In this week's Loudspeaker Letter, Rachel gives her younger self a preview of what her birth will actually look like. Far from the unmedicated vaginal birth of her choosing, she explains what it's like to have an unplanned c-section and how simply existing through something scary can be the most heroic thing you can do.
Artwork: Seated Female Nude, Carl Newman, Smithsonian American Art Museum and its Renwick Gallery
To my younger self,
You wanted a vaginal birth, grounded in meditative breathing, love, and trust, without any medical intervention or medication—you desperately wanted the pain, all of the pain, the piercing explosive experience that your body was made for, afraid of, but willing to undergo. You expected to hold your baby, wet and bloody in your hot, sweaty arms, umbilical cord throbbing across your stomach down to the placenta now out of place on a metal tray just near enough. You wanted that cord to keep him safe, to stay connected to the only thing he’s ever known.
Instead, you got the opposite.
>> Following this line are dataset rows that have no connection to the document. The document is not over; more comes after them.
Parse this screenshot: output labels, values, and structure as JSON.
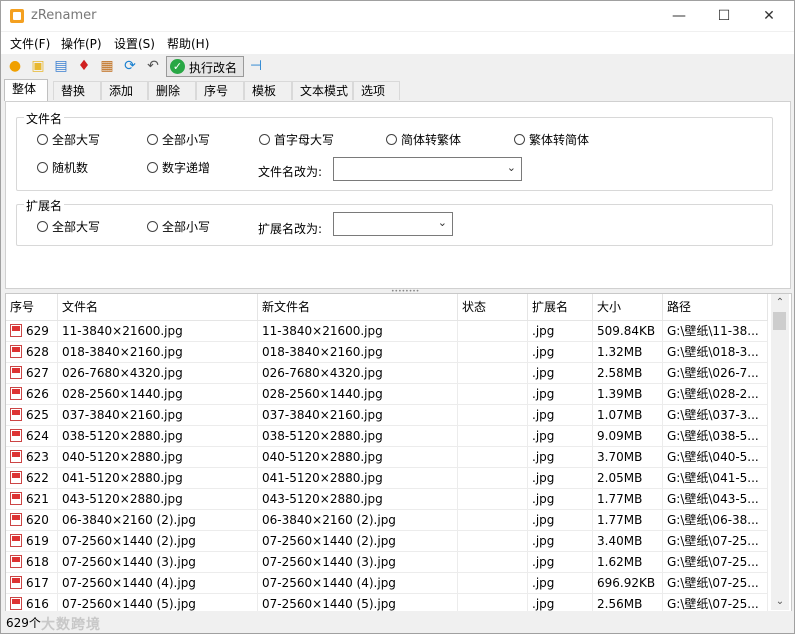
{
  "window": {
    "title": "zRenamer"
  },
  "menu": [
    "文件(F)",
    "操作(P)",
    "设置(S)",
    "帮助(H)"
  ],
  "toolbar": {
    "execute_label": "执行改名"
  },
  "tabs": [
    "整体",
    "替换",
    "添加",
    "删除",
    "序号",
    "模板",
    "文本模式",
    "选项"
  ],
  "filename_group": {
    "title": "文件名",
    "options": [
      "全部大写",
      "全部小写",
      "首字母大写",
      "简体转繁体",
      "繁体转简体",
      "随机数",
      "数字递增"
    ],
    "change_label": "文件名改为:",
    "change_value": ""
  },
  "ext_group": {
    "title": "扩展名",
    "options": [
      "全部大写",
      "全部小写"
    ],
    "change_label": "扩展名改为:",
    "change_value": ""
  },
  "table": {
    "columns": [
      "序号",
      "文件名",
      "新文件名",
      "状态",
      "扩展名",
      "大小",
      "路径"
    ],
    "rows": [
      {
        "no": "629",
        "name": "11-3840×21600.jpg",
        "newname": "11-3840×21600.jpg",
        "status": "",
        "ext": ".jpg",
        "size": "509.84KB",
        "path": "G:\\壁纸\\11-38..."
      },
      {
        "no": "628",
        "name": "018-3840×2160.jpg",
        "newname": "018-3840×2160.jpg",
        "status": "",
        "ext": ".jpg",
        "size": "1.32MB",
        "path": "G:\\壁纸\\018-3..."
      },
      {
        "no": "627",
        "name": "026-7680×4320.jpg",
        "newname": "026-7680×4320.jpg",
        "status": "",
        "ext": ".jpg",
        "size": "2.58MB",
        "path": "G:\\壁纸\\026-7..."
      },
      {
        "no": "626",
        "name": "028-2560×1440.jpg",
        "newname": "028-2560×1440.jpg",
        "status": "",
        "ext": ".jpg",
        "size": "1.39MB",
        "path": "G:\\壁纸\\028-2..."
      },
      {
        "no": "625",
        "name": "037-3840×2160.jpg",
        "newname": "037-3840×2160.jpg",
        "status": "",
        "ext": ".jpg",
        "size": "1.07MB",
        "path": "G:\\壁纸\\037-3..."
      },
      {
        "no": "624",
        "name": "038-5120×2880.jpg",
        "newname": "038-5120×2880.jpg",
        "status": "",
        "ext": ".jpg",
        "size": "9.09MB",
        "path": "G:\\壁纸\\038-5..."
      },
      {
        "no": "623",
        "name": "040-5120×2880.jpg",
        "newname": "040-5120×2880.jpg",
        "status": "",
        "ext": ".jpg",
        "size": "3.70MB",
        "path": "G:\\壁纸\\040-5..."
      },
      {
        "no": "622",
        "name": "041-5120×2880.jpg",
        "newname": "041-5120×2880.jpg",
        "status": "",
        "ext": ".jpg",
        "size": "2.05MB",
        "path": "G:\\壁纸\\041-5..."
      },
      {
        "no": "621",
        "name": "043-5120×2880.jpg",
        "newname": "043-5120×2880.jpg",
        "status": "",
        "ext": ".jpg",
        "size": "1.77MB",
        "path": "G:\\壁纸\\043-5..."
      },
      {
        "no": "620",
        "name": "06-3840×2160 (2).jpg",
        "newname": "06-3840×2160 (2).jpg",
        "status": "",
        "ext": ".jpg",
        "size": "1.77MB",
        "path": "G:\\壁纸\\06-38..."
      },
      {
        "no": "619",
        "name": "07-2560×1440 (2).jpg",
        "newname": "07-2560×1440 (2).jpg",
        "status": "",
        "ext": ".jpg",
        "size": "3.40MB",
        "path": "G:\\壁纸\\07-25..."
      },
      {
        "no": "618",
        "name": "07-2560×1440 (3).jpg",
        "newname": "07-2560×1440 (3).jpg",
        "status": "",
        "ext": ".jpg",
        "size": "1.62MB",
        "path": "G:\\壁纸\\07-25..."
      },
      {
        "no": "617",
        "name": "07-2560×1440 (4).jpg",
        "newname": "07-2560×1440 (4).jpg",
        "status": "",
        "ext": ".jpg",
        "size": "696.92KB",
        "path": "G:\\壁纸\\07-25..."
      },
      {
        "no": "616",
        "name": "07-2560×1440 (5).jpg",
        "newname": "07-2560×1440 (5).jpg",
        "status": "",
        "ext": ".jpg",
        "size": "2.56MB",
        "path": "G:\\壁纸\\07-25..."
      }
    ]
  },
  "status": {
    "count": "629个",
    "watermark": "大数跨境"
  }
}
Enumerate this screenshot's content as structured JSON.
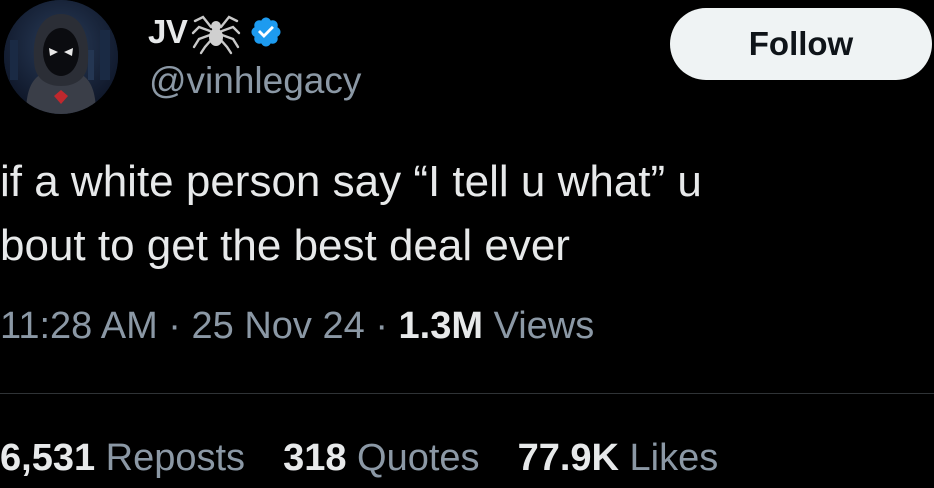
{
  "user": {
    "display_name": "JV",
    "handle": "@vinhlegacy",
    "badge_icon": "spider-icon",
    "verified_icon": "verified-badge-icon",
    "verified_color": "#1d9bf0"
  },
  "follow_button": {
    "label": "Follow"
  },
  "tweet": {
    "lines": [
      "if a white person say “I tell u what” u",
      "bout to get the best deal ever"
    ]
  },
  "meta": {
    "time": "11:28 AM",
    "separator": "·",
    "date": "25 Nov 24",
    "views_count": "1.3M",
    "views_label": "Views"
  },
  "stats": {
    "reposts_count": "6,531",
    "reposts_label": "Reposts",
    "quotes_count": "318",
    "quotes_label": "Quotes",
    "likes_count": "77.9K",
    "likes_label": "Likes"
  },
  "colors": {
    "background": "#000000",
    "text": "#e7e9ea",
    "secondary": "#8b98a5",
    "button_bg": "#eff3f4"
  }
}
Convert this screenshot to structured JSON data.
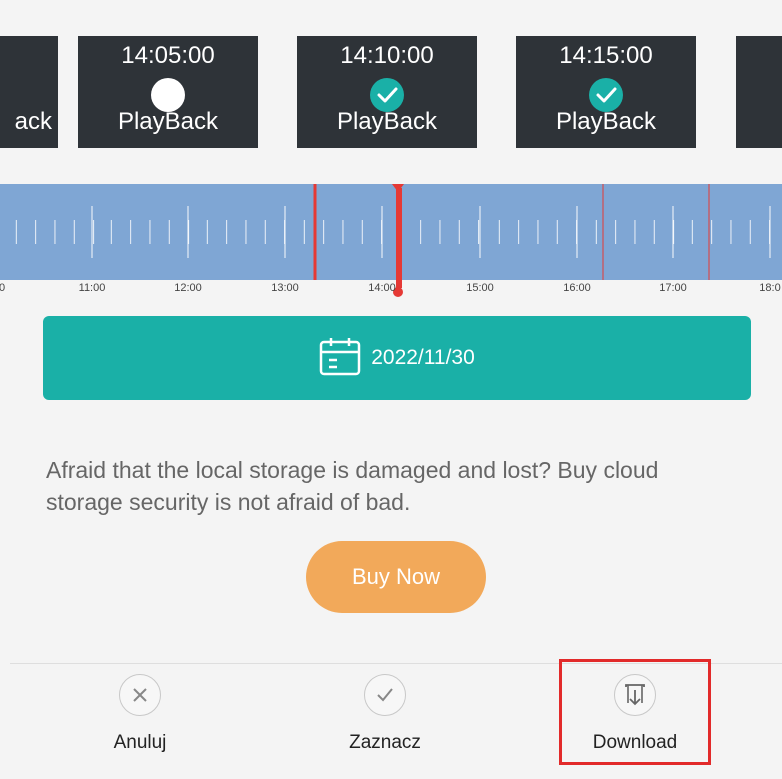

Instead, you were told hours ahead of time you’d be having a c-section. You were told your baby may not survive another day and that now was the safest time to get him out of your body alive. You shook with fear. The tears poured out of your eyes. You were terrified, but you were strong. You swallowed the panic, listened to that doctor, and held your heart forward through the pain. You, my love, were braver than you ever could imagine. I am astounded by you. If I could zoom back through the months to hug you while you shivered on that operating table I would instantly appear. You see, delivery rarely goes the way you anticipate. And even when there are changes; there are more you can’t begin to fathom—and they very often do occur. And you’re right: they are scary, but you are stronger than you know. You just keep going one breath at a time. One minute will seem too long; 30 seconds will last forever, just be in the second. One second, then the next one, then the next one. When you sit down on that cold operating table, you will shake so hard the anesthesiologist will have to delay the epidural insertion. You’ll see a clock up ahead on the wall with a silly sticker near the 6: stare at that, it will get you through.
It’s okay you are scared, it’s okay you are sweating. You tell those nurses what you need. I am so proud of you for doing that. For saying you need a cold washcloth, for saying it’s not wet enough, for saying no when someone said you can say yes. You were a real-life rockstar. And while you didn’t get to see or hold your baby after their birth, you made it through the surgery. Your body was sewed back up—all seven layers—and you’re back on your gurney to recover before you are allowed to head to the NICU. You pretend to be able to walk in order to get permission to leave the room. You faked it and you were cleared to be wheeled to meet your son. Your pregnancy and delivery will be scarier than you ever could have predicted. But you will make it. You will get through this. And eventually one day you will look back and be stunned.
So often, it's hard to know what to say when someone we care about is navigating a challenging time related to physical and emotional health. We created this series for two reasons: to help foster empathy and communication (because by hearing words of comfort, you may be inspired to share some or all of them with people in your own life) and to create a well of communal knowledge on resiliency. Through this resource, we are able to acknowledge how far we’ve come as individuals and weave a thread of lived experience through one another. These are the words of wisdom we’d send our past selves—long before we knew what was coming.
If you would like to submit your own Loudspeaker Letter for consideration, please e-mail firstname.lastname@example.org and we will send you a short brief. Thank you for sharing your stories with our lovely community.